Speaking from 12 years of experience in leading Corporate Development (“Corp. Dev.”) groups in San Francisco, there is no quicker way to grow a company than to buy your competitors or supply chain by implementing a horizontal or vertical M&A strategy. There are some exceptions with astronomical organic growth, but eventually, everyone consolidates — Uber, Apple, Google, Paypal, Square — or gets consolidated.

What the heck is Corp Dev anyways

It is the often-overlooked internal position or small group working alongside the CFO or CEO that leads the mergers & acquisitions, or M&A, at a growing company. Whereas an investment banker will sell your company or help you get sold (sell-side), the Corp. Dev. function at a company helps buy other companies (buy-side) and works with the balance sheet (cash, debt, and equity) to acquire other businesses that fit a company’s corporate strategy. The work is project-based, the projects being M&A deals. The type of work can be very exciting and rewarding, as it intersects investment banking, management consulting, and executive leadership — you need to execute like an investment banker, think and manage like a consultant, and provide long-term value to shareholders like you are part of the C-Suite.

But many leaders at growth companies that are ready to buy other companies are blindly in love with the idea of Corporate Development and M&A when what they really want are instant results — complete a handful of deals and do it fast and now. Especially in 2021, when the growing economy is firing on all cylinders — just wire the money and let’s go, go, go!

FTE for Corp Dev is Cyclical

Recruiting, hiring, and then keeping a Corp. Dev. team hungry and ready can be a challenge even when there is a myriad of companies to acquire. Sometimes when the economy and M&A slows, the Corp.

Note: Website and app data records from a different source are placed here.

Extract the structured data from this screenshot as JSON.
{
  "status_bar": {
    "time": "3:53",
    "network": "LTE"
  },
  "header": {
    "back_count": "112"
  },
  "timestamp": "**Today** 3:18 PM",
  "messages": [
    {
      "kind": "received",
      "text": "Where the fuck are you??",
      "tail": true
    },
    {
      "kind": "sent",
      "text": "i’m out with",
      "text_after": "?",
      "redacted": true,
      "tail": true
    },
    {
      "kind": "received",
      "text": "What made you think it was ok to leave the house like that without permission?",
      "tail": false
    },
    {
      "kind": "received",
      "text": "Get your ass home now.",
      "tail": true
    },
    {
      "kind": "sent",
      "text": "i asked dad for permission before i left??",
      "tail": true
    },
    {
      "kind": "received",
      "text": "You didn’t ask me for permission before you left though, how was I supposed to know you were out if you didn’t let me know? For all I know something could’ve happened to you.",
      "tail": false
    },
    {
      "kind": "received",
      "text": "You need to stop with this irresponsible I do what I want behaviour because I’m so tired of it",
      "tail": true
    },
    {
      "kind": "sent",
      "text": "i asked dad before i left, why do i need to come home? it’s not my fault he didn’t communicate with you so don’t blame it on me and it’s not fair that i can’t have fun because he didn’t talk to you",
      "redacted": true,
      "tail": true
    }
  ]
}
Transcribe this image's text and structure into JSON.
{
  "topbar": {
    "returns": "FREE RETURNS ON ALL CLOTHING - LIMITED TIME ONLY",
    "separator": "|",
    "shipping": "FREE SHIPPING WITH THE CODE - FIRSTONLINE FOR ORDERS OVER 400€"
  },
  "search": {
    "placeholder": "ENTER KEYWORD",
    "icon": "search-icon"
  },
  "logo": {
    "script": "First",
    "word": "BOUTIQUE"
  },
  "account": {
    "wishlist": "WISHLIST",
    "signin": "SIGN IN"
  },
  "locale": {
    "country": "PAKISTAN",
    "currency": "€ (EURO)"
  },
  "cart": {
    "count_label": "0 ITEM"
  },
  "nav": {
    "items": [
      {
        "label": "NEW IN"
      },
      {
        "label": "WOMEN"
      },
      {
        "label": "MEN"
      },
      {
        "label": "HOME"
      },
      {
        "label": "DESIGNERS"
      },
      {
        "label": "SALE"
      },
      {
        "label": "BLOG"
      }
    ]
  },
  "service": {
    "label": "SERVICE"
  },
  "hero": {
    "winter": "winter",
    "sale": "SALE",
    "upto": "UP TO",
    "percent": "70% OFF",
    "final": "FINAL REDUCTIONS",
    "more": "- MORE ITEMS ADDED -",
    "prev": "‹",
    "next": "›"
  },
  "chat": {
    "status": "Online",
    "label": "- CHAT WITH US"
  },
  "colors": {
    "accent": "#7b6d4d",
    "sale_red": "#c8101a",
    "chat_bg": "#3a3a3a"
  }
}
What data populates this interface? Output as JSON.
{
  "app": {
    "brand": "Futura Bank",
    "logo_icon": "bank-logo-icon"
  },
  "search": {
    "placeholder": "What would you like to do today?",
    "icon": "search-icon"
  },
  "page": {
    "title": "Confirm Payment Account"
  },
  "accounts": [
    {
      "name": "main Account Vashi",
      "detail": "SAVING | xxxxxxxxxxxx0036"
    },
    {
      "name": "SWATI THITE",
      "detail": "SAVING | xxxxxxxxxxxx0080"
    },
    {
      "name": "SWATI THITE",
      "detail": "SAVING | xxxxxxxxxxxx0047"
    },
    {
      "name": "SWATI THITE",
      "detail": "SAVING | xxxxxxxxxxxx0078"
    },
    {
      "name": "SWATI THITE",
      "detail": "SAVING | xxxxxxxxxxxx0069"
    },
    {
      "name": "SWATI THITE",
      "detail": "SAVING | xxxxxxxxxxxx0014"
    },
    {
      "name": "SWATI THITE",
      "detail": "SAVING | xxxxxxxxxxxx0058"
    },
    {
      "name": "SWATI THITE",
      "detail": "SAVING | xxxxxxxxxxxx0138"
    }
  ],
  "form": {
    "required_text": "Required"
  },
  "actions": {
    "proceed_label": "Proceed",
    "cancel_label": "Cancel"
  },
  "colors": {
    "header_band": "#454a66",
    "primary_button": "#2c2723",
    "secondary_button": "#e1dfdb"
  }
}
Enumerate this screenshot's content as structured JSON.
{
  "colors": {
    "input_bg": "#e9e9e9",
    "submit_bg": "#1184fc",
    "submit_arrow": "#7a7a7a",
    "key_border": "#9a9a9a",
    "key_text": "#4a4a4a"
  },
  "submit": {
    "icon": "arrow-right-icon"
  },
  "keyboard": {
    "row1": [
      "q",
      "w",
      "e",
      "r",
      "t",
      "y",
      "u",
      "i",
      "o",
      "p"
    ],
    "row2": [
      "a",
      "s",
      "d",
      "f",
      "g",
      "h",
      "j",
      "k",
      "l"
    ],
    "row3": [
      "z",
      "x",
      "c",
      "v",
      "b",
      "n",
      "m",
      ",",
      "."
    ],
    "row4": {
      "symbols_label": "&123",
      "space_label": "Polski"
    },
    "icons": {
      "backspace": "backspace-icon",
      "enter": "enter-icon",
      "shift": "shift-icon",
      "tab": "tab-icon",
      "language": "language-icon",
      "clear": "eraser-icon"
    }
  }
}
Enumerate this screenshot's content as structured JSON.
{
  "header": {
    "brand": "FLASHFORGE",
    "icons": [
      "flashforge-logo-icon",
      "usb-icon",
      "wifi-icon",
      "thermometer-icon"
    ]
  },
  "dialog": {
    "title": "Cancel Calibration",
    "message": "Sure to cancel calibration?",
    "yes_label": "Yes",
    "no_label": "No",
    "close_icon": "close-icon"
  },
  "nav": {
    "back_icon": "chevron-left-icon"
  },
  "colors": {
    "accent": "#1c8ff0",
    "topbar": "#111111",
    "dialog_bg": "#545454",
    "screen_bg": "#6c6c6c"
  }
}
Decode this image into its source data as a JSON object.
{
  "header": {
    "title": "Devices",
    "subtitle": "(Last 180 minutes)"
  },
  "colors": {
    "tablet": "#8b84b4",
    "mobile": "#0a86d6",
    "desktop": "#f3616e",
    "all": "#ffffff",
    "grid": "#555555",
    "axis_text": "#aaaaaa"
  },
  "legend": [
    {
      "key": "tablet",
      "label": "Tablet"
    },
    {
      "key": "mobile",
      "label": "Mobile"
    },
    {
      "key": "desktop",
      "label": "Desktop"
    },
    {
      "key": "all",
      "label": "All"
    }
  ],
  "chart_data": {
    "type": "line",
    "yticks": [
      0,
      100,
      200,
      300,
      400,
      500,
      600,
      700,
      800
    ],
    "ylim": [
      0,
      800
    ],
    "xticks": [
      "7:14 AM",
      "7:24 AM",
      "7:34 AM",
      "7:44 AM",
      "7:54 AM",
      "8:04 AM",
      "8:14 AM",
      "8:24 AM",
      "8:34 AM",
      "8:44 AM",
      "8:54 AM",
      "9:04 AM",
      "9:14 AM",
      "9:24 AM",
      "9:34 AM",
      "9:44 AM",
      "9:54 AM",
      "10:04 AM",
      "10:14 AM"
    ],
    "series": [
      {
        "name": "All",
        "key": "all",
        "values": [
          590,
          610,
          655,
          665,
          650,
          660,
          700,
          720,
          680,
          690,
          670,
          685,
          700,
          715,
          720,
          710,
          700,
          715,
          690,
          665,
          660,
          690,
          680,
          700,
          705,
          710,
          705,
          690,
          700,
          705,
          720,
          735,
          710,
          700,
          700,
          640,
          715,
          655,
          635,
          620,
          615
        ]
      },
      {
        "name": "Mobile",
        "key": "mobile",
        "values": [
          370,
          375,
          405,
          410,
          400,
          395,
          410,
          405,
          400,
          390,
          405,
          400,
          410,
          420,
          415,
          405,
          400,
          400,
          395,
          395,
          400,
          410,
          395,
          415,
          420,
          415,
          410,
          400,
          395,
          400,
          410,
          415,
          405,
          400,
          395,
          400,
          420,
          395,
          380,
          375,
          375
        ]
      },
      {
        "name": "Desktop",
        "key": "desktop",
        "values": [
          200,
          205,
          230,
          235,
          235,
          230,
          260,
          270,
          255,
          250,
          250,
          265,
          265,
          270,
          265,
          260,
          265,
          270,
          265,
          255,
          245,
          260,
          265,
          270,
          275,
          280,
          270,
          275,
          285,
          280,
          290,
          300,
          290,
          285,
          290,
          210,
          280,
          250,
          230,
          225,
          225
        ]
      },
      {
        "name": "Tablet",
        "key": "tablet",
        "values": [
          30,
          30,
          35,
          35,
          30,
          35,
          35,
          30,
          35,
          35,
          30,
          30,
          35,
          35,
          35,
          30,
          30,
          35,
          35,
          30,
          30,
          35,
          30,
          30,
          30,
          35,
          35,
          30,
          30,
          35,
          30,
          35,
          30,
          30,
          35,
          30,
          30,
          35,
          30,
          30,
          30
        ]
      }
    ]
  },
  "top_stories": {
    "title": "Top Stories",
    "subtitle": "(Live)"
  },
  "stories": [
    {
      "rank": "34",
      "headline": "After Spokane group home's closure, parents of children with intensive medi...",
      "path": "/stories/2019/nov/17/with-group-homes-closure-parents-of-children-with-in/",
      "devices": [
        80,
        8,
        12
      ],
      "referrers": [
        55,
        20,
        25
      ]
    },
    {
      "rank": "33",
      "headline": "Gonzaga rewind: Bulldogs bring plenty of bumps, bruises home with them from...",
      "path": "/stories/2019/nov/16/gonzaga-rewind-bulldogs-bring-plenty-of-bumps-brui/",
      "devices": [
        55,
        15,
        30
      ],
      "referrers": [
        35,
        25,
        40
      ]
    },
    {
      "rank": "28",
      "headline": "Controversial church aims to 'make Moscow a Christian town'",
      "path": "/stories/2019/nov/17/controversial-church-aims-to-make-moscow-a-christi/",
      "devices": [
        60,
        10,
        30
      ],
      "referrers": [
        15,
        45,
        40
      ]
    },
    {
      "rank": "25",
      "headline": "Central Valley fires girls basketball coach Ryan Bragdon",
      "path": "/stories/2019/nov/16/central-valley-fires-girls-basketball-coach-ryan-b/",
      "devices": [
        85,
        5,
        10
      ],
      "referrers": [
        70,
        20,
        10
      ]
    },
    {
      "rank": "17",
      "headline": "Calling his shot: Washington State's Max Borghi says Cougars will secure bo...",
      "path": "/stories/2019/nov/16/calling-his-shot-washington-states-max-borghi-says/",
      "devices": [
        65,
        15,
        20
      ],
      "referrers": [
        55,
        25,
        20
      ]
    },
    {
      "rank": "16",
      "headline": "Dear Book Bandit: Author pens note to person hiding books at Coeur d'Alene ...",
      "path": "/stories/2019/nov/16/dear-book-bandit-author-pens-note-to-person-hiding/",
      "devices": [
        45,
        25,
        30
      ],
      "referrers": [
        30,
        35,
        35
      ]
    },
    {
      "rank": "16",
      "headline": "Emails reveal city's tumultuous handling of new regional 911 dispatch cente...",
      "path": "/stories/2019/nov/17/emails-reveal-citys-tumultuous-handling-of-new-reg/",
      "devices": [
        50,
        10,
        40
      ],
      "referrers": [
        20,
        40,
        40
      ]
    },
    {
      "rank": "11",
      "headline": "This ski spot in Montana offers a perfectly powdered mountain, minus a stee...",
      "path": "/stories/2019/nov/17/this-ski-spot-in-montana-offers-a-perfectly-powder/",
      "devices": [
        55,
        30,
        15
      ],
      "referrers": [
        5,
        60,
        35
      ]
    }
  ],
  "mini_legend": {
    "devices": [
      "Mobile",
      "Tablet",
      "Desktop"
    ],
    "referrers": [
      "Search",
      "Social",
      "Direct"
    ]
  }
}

Dev. team and function can morph into a strategy or partnership team, or even turn to operational roles at the company. Personally, I’ve become a Chief Strategy Officer when I “graduated” from my Corp. Dev. role in a company that was cycling from an acquisitive stretch to a strategic planning phase. Often, a Corp. Dev. team ends up departing in three or four years because a company is no longer acquisitive. But why take the retention and cyclical risk — why not use Corporate Development consultants or Corp. Dev. as a Service (CDaaS) and get results now?
When an organization can’t support a long-term Corp. Dev. function, or doesn’t want to invest many years and HR capital into standing up and developing a full-time internal M&A team, there is another option.
There are a small number of former Corp. Dev. leaders and teams that can parachute into a company as a short-term, 60–120 day team, to implement or stand up an M&A strategy, create or manage a deal pipeline, structure a deal, execute and manage a deal team, and even help with an eventual company integration plan. And then when they are done, or you are done with the deal, they move on to their next project. This is the service model for Corporate Development.

CDaaS as a M&A Differentiator

Anything as a service often works because it can be instant, it is binary — on or off, and it is more affordable to rent versus buy in the short term. In 2021, and hopefully, in 2022, M&A markets have been at a record level of activity (financings and exits) and valuation (pricing is high). Speed is a buyer’s differentiator, as well as their instant expertise to navigate and execute against competitive buyers and sellers. When CDaaS is the route you pursue as a company or Board, you get both instant speed and expertise. M&A becomes a weapon and not a tool in that it is something you are actively doing versus actively tinkering with or building.